Nutritional therapists advise about and treat a wide range of medical conditions by assessing patients’ requirements for food, vitamins and minerals while taking general health, well-being and lifestyle into consideration to provide holistic treatments.
This includes recommendations to restore nutritional balance, which may include guidance on avoiding certain toxins and allergens, detoxification and the use of supplementary nutrients such as high-dose vitamins.
Nutritional therapy is classed as an unconventional, ‘complementary’ medicine and is intended for people with chronic health conditions or those who want to improve their general health and lifestyle.
Employers of nutritional therapists
- Private practices
- Specialist clinics
- Complementary healthcare clinics
- carry out initial consultations on a one-to-one basis with patients to conduct an assessment of their health and get a detailed case history from them
- recommend and analyze laboratory tests, which give indications of nutritional imbalances, the functioning of the liver and the digestive system
- explain the physiological impact of complex biochemical imbalances and nutritional deficiencies to help your client and answer any questions they may have
- agree on a personalized nutrition and lifestyle plan, which will include dietary recommendations, and may also include a nutritional-supplement plan

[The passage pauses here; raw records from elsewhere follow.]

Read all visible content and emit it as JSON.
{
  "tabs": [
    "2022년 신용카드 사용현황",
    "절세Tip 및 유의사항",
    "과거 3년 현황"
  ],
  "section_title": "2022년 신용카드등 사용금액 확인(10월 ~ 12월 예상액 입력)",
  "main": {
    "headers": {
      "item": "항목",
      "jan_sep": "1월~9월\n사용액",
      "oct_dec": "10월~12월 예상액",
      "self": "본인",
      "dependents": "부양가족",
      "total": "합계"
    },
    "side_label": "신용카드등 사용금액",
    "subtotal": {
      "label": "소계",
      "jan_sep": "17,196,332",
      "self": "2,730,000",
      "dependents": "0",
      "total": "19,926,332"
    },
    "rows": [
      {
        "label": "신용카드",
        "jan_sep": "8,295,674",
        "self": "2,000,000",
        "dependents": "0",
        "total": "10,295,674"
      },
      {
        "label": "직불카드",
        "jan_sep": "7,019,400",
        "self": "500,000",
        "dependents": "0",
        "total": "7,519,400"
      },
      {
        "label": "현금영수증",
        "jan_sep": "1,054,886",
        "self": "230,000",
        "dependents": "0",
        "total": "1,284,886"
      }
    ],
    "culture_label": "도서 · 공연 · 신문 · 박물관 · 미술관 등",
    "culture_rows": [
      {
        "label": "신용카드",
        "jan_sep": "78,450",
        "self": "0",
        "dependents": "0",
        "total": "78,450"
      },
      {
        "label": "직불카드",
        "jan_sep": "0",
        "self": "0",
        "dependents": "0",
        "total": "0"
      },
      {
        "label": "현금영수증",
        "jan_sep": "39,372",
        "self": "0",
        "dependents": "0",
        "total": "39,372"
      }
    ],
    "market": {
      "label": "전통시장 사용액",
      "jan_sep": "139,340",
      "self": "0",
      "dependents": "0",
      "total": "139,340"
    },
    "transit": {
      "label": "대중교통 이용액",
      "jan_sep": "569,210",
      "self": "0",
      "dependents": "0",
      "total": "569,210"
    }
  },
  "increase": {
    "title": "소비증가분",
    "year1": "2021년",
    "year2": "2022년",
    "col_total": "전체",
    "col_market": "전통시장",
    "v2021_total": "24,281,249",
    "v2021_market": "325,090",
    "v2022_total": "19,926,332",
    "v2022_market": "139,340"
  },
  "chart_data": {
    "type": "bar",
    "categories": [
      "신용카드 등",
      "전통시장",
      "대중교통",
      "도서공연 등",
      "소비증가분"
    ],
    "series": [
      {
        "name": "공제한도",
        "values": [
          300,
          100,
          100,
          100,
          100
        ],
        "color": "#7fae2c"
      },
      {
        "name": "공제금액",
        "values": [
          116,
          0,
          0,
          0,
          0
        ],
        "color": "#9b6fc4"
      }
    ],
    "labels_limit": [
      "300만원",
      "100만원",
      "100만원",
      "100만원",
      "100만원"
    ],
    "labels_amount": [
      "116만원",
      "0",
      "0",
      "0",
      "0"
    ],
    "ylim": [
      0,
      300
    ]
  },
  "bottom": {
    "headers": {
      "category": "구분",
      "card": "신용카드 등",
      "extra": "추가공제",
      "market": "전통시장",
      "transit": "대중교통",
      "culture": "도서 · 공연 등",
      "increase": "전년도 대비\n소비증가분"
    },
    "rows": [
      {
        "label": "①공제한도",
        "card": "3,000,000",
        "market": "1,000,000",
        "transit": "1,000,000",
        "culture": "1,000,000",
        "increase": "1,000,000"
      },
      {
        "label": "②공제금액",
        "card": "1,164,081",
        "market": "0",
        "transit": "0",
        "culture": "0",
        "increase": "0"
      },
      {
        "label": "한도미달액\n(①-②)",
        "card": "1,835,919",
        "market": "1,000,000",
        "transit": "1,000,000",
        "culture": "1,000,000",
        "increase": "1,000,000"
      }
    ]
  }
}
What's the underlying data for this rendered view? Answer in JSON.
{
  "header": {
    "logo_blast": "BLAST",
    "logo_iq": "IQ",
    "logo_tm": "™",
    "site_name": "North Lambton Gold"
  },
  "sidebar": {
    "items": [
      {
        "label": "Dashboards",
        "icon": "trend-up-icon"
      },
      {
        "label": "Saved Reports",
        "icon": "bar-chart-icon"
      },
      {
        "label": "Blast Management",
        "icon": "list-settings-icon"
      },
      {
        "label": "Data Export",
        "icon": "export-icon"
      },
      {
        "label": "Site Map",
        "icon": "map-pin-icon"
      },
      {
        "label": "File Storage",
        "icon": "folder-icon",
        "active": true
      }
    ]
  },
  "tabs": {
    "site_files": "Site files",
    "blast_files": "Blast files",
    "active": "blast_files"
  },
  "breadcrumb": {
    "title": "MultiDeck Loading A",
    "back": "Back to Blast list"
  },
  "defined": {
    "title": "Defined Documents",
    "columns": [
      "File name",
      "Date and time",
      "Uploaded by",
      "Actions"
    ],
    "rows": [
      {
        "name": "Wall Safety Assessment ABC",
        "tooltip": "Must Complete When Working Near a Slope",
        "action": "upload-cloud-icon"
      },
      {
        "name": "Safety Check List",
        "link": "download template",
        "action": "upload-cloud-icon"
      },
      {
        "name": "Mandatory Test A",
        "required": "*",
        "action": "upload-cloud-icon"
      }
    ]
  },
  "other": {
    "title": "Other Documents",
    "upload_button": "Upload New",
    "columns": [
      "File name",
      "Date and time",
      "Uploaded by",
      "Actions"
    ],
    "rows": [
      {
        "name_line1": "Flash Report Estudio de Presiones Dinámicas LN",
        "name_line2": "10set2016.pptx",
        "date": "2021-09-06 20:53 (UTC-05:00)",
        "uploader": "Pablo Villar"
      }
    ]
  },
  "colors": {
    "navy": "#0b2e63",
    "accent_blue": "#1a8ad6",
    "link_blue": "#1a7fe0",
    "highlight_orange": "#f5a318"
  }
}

- conduct shorter follow-up review meetings to monitor and evaluate patient progress
- refer clients to other health practitioners, as appropriate
- keep comprehensive notes and records for each client
- provide advice and promote nutritional therapy to community groups and charities.
There are no specific entry requirements to become a nutritional therapist and entry without a degree is common.
A degree in a relevant subject (for example chemistry, biology, medicine, nursing, nutrition, dietetics, health studies, food science and technology) can be beneficial. It is also advantageous to possess a strong science background.
- the ability to communicate with a range of clients and build rapport
- listening skills and the ability to empathize without becoming emotionally involved
- a confident and professional approach to work
- time management skills
- problem-solving and analytical skills
- a logical approach to work
- report-writing skills
- self-motivation and the ability to work on your own and develop new skills
- business skills such as administration, marketing and finance.